● YOUR TASK: Output every line below exactly, please, omitting pictures.

● TASK DATA:
•••

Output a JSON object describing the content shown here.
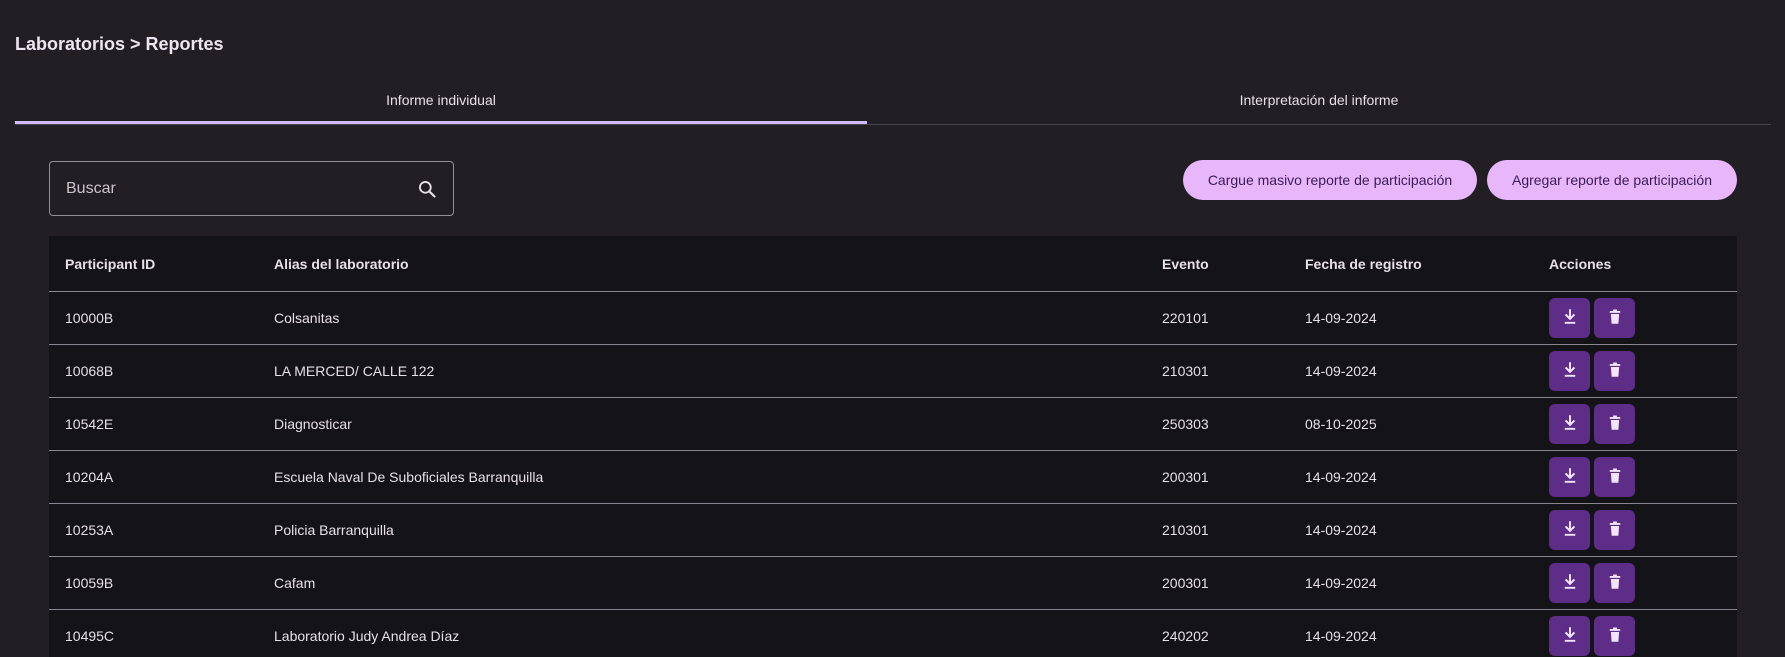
{
  "breadcrumb": "Laboratorios > Reportes",
  "tabs": [
    {
      "label": "Informe individual",
      "active": true
    },
    {
      "label": "Interpretación del informe",
      "active": false
    }
  ],
  "search": {
    "placeholder": "Buscar",
    "value": "",
    "icon": "search-icon"
  },
  "buttons": {
    "bulk_upload": "Cargue masivo reporte de participación",
    "add_report": "Agregar reporte de participación"
  },
  "table": {
    "headers": {
      "participant_id": "Participant ID",
      "alias": "Alias del laboratorio",
      "evento": "Evento",
      "fecha": "Fecha de registro",
      "acciones": "Acciones"
    },
    "rows": [
      {
        "participant_id": "10000B",
        "alias": "Colsanitas",
        "evento": "220101",
        "fecha": "14-09-2024"
      },
      {
        "participant_id": "10068B",
        "alias": "LA MERCED/ CALLE 122",
        "evento": "210301",
        "fecha": "14-09-2024"
      },
      {
        "participant_id": "10542E",
        "alias": "Diagnosticar",
        "evento": "250303",
        "fecha": "08-10-2025"
      },
      {
        "participant_id": "10204A",
        "alias": "Escuela Naval De Suboficiales Barranquilla",
        "evento": "200301",
        "fecha": "14-09-2024"
      },
      {
        "participant_id": "10253A",
        "alias": "Policia Barranquilla",
        "evento": "210301",
        "fecha": "14-09-2024"
      },
      {
        "participant_id": "10059B",
        "alias": "Cafam",
        "evento": "200301",
        "fecha": "14-09-2024"
      },
      {
        "participant_id": "10495C",
        "alias": "Laboratorio Judy Andrea Díaz",
        "evento": "240202",
        "fecha": "14-09-2024"
      }
    ],
    "row_actions": [
      "download-icon",
      "trash-icon"
    ]
  },
  "colors": {
    "background": "#211f24",
    "table_background": "#141317",
    "accent": "#d0bcff",
    "pill_button": "#e8b6fb",
    "action_button": "#5e2d87"
  }
}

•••

● YOUR SOLUTION:
Output a JSON object describing the content shown here.
{
  "breadcrumb": "Laboratorios > Reportes",
  "tabs": [
    {
      "label": "Informe individual",
      "active": true
    },
    {
      "label": "Interpretación del informe",
      "active": false
    }
  ],
  "search": {
    "placeholder": "Buscar",
    "value": "",
    "icon": "search-icon"
  },
  "buttons": {
    "bulk_upload": "Cargue masivo reporte de participación",
    "add_report": "Agregar reporte de participación"
  },
  "table": {
    "headers": {
      "participant_id": "Participant ID",
      "alias": "Alias del laboratorio",
      "evento": "Evento",
      "fecha": "Fecha de registro",
      "acciones": "Acciones"
    },
    "rows": [
      {
        "participant_id": "10000B",
        "alias": "Colsanitas",
        "evento": "220101",
        "fecha": "14-09-2024"
      },
      {
        "participant_id": "10068B",
        "alias": "LA MERCED/ CALLE 122",
        "evento": "210301",
        "fecha": "14-09-2024"
      },
      {
        "participant_id": "10542E",
        "alias": "Diagnosticar",
        "evento": "250303",
        "fecha": "08-10-2025"
      },
      {
        "participant_id": "10204A",
        "alias": "Escuela Naval De Suboficiales Barranquilla",
        "evento": "200301",
        "fecha": "14-09-2024"
      },
      {
        "participant_id": "10253A",
        "alias": "Policia Barranquilla",
        "evento": "210301",
        "fecha": "14-09-2024"
      },
      {
        "participant_id": "10059B",
        "alias": "Cafam",
        "evento": "200301",
        "fecha": "14-09-2024"
      },
      {
        "participant_id": "10495C",
        "alias": "Laboratorio Judy Andrea Díaz",
        "evento": "240202",
        "fecha": "14-09-2024"
      }
    ],
    "row_actions": [
      "download-icon",
      "trash-icon"
    ]
  },
  "colors": {
    "background": "#211f24",
    "table_background": "#141317",
    "accent": "#d0bcff",
    "pill_button": "#e8b6fb",
    "action_button": "#5e2d87"
  }
}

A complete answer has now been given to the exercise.